All of which means that we adhere to two guiding principles. One, absolute commitment to the entire Land of Israel as an eternal inheritance for the Jewish People, and two, our absolute commitment to Jewish morality, and to the laws of the State of Israel as the expression of our national aspirations in this land. There is no contradiction between those principles.
You mentioned the summer of 2014 and the abduction of Eyal Yifrah, Gil-Ad Sha’ar and Naftali Fraenkel. Especially in Judea and Samaria communities, teenagers have had to deal with many years of Palestinian attacks. These incidents must breed strong feelings and desires for revenge. How do you guide your students through these issues?
First of all, it is critical to let kids know that their feelings are normal and legitimate. We talk about this when we visit concentration camps in Poland, and after Palestinian terror attacks. It’s important to let them know that their feelings are completely appropriate.
The main question, then, is where do you take these feelings? What do you do with them? I know an old lady with a number on her arm, each child has a middle name of Nekama (revenge). Tzvi Nekama, Rivka Nekama, Chaim Nekama. Because she sees each one as her personal revenge against the Nazis.
So at rough times, like when Dafna Meir was murdered in her home a few weeks ago, I tell kids to take their emotions, wrap them in a black box, and store them away in their hearts. And I remind them that in two or three years, they are going to be serving in an IDF unit somewhere, and it will be raining and freezing and miserable out. They will be hungry, cold and they’ll have gone three days without a shower, and they are going to have to find the inner strength to undertake very, very difficult tasks in order to defend our country.

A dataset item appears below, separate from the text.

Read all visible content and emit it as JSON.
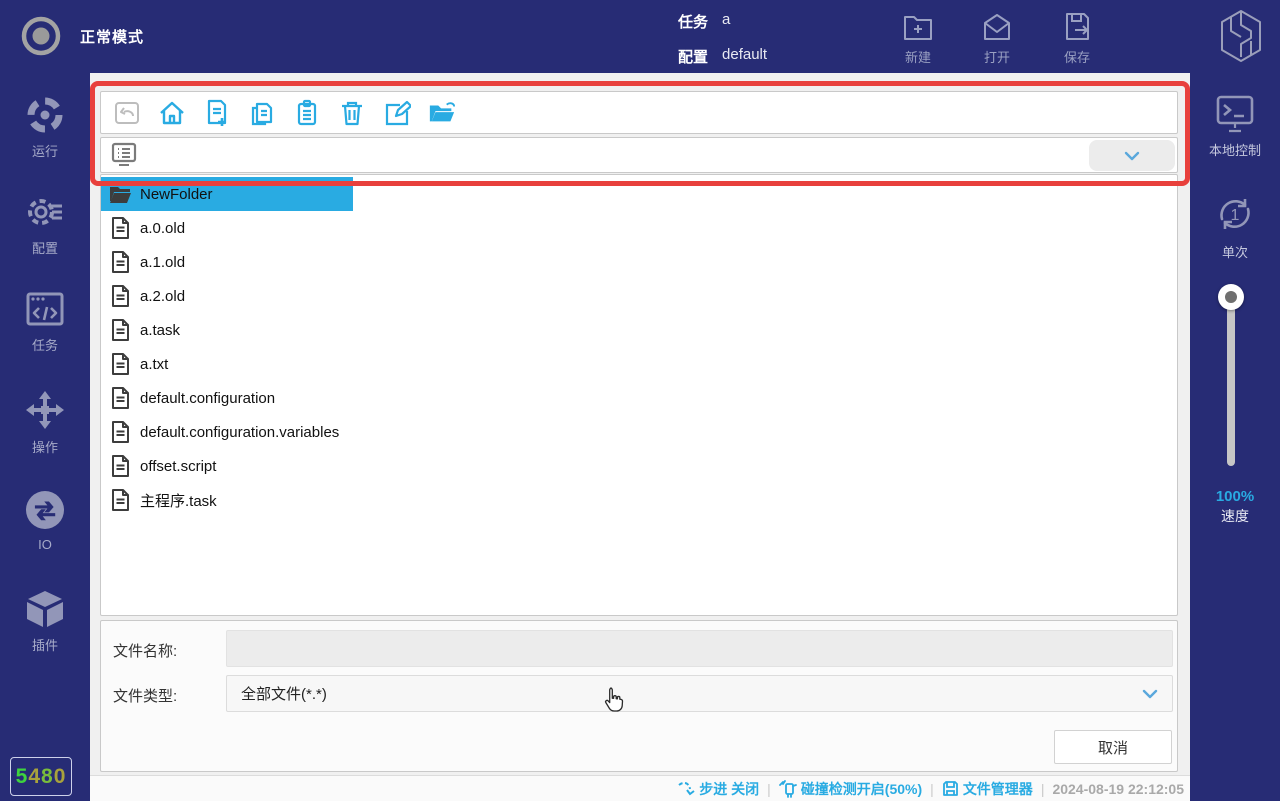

When that happens, I tell them to take out the box and remember that that is our revenge. Living in the Land of Israel is our revenge. Serving in the first independent Jewish army in 2000 years is our revenge for Treblinka, for [the murder of Gush Etzion rabbi] Rav Yaakov Don, for the Crusades and Inquisitions and all the pogroms our people suffered throughout the years of Exile. We channel these emotions within the context of the legal commands you receive as a soldier in the IDF. We remain committed to the State of Israel and to the values of the State of Israel. There is no better revenge than that.